Making a little beaded drawstring bag (Me and Eleanor)
Trip to the cinema to see 'The Queen'
Fat boy's breakfasts.
Walk along the canal
Trip around Linlithgow Palace
Scones in a cafe
Afternoon naps
More food, including Nick's special apple pudding (secret recipe.)

Eleanor and Alex like to be busy as you can see! We are exhausted!

While Nick and Alex played lego star-wars on the x-box, I took Eleanor along to an exhibition of quilts and fibre art in Edinburgh. Despite us being the only 2 people in the entire building under the age of 50, it was actually really interesting with some amazing quilts on show. There were also workshops and demonstations that you could participate in. It was at one of these free demonstaions that we made our first quilting faux-pas.

Us: (entering the room marked 'workshop 1' full of women sewing)
Angry looking woman: Yes? Can I help
Us: oh, is this the demonstration?
Woman: No! (frowning) that's through there.
Us: (scurry through into another room, where 15 woman are standing around a table. We creep to the side, and I sidle into a chair which enables me to see what she is doing.)
Demonstrating woman: (stops what she was doing and stares at us over her glasses) have you got a ticket?
Me: er, no. Do we need one? I thought this was a free demonstration?
DW: Well it is, but you still need a ticket.
Me: (getting embarrassed because everyone is staring at us) Sorry, we didn't know.
DW: Well all the seats are taken.
Me: (looking around at all the empty chairs, but rising from mine to stand anyway.)
DW: You are welcome to stand at the back though, if you want.
Me: (now trying not to smirk) ok, thanks
Eleanor: (not daring to look at me in case she laughs)
DW: (sigh) right...(recommences her REALLY BORING demonstration)
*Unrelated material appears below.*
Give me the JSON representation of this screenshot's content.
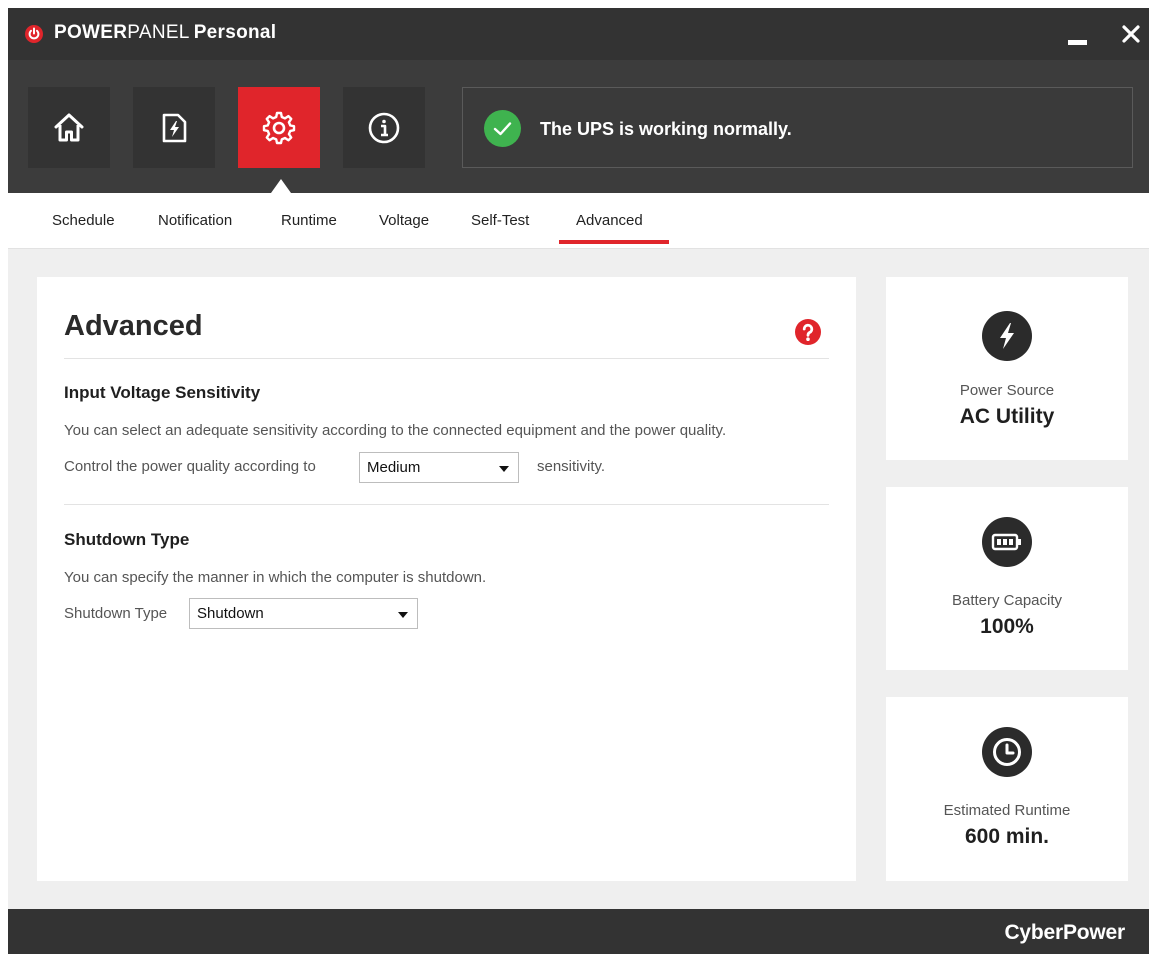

We stood through 30 minutes of watching the pompous woman stick ribbons onto material then colour it in green, like it was the most complicated thing in the world. Honestly, I could have done that demonstration on 10 minutes practice, and I wouldn't have been so bloody patronising or on a power trip.
Free Web Counters